Lack of Intelligence
America's secret spy satellites are costing you billions, but they can't even get off the launch pad
In a four-month examination of the NRO's performance, U.S. News interviewed three dozen current and former officials at the NRO, the CIA, and the Defense Department. The magazine also interviewed contractors and congressional investigators, and reviewed dozens of government and industry reports on the NRO's programs. Most of the sources declined to be identified. The principal findings:
Two top-secret NRO satellites launched in the fall of 2001 have experienced major technical problems that have hindered their ability to gather intelligence. The satellites are used, in part, to monitor the operations of terrorists and unfriendly countries.
The NRO hasn't launched a satellite since October 2001. The agency postponed its two planned launches last year to avoid the problems that plagued the 2001 missions. "They aren't ready to be launched because they are broken," says a former CIA official. The NRO faces a critical test later this month, when it is scheduled to launch an eavesdropping satellite from Cape Canaveral Air Force Station in Florida.
Massive cost overruns on the NRO's troubled $25 billion Future Imagery Architecture program--its next-generation satellite system--have forced the agency to cut funding from other spy satellite programs. A classified audit, prepared by the Senate Select Committee on Intelligence in June, found that the FIA program was deeply flawed and relied on unrealistic cost estimates. Alarmed at the scope of funding and technical problems, Congress has directed the inspectors general of the Pentagon and the CIA to investigate the program.
The man who now directs the NRO, Peter Teets, was forced to resign as president of Lockheed Martin Corp. in 1999 because of management failures in its Titan rocket program, according to government and industry sources. The NRO and the military lost three satellites during Teets's run as Lockheed Martin's top boss. In one case, a rocket blew up on launch; in the two other cases, the satellites were launched into useless orbits. Teets declined to discuss his removal.
"We'll let our 40-plus years of success stand on its own," says Richard Oborn, an NRO spokesman. He says dealing in "cutting-edge technology" inevitably leads to higher costs. In an interview, Teets acknowledges that he is struggling to identify and fix the problems at the NRO. "We need to make sure," he says, "we can deliver what we have promised we are going to deliver."

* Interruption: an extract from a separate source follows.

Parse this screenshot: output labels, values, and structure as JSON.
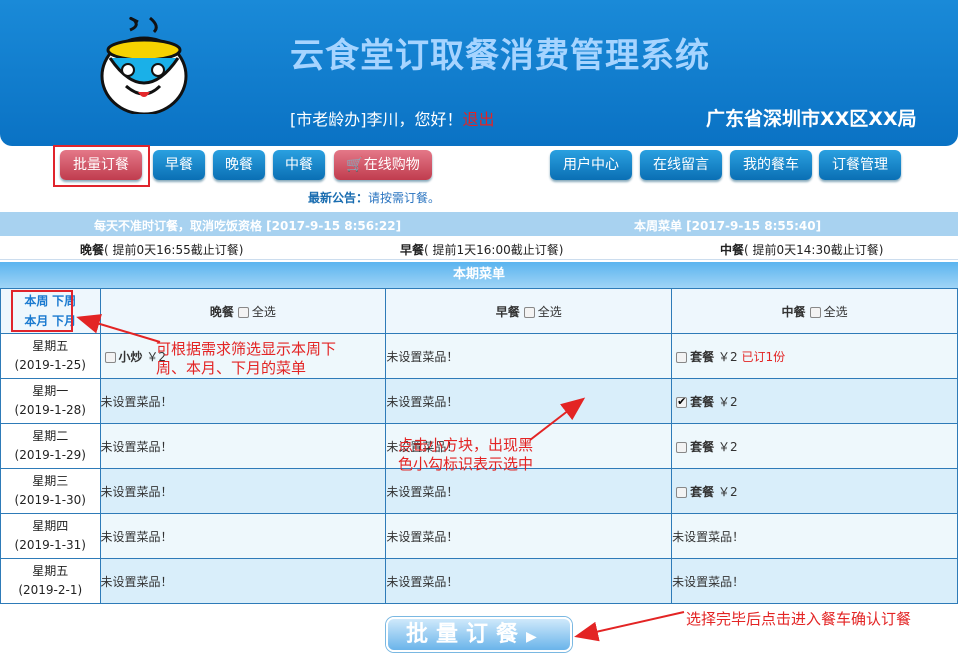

That won't be easy. The history of the Future Imagery Architecture program is a perfect illustration why. The original objective of the FIA system, when it was proposed in 1997, was to build advanced imaging satellites that would be lighter and cheaper and outperform NRO's aging fleet, which proved inadequate during the Persian Gulf War in 1991. The new breed of spacecraft would provide photographs with much finer resolution, have a longer "dwell time" over specific targets, track moving targets, and be able to revisit targets more quickly.
Cutting corners. That was the plan, anyway. Current and former government officials say that the program was doomed from the start. "If everything goes better than perfect, it will work fine," one former government official recalls thinking at the time. Adds Ken Colucci, chief of staff of a congressional commission that studied the NRO in 2000: "FIA, as it was structured, was an unexecutable program from the start."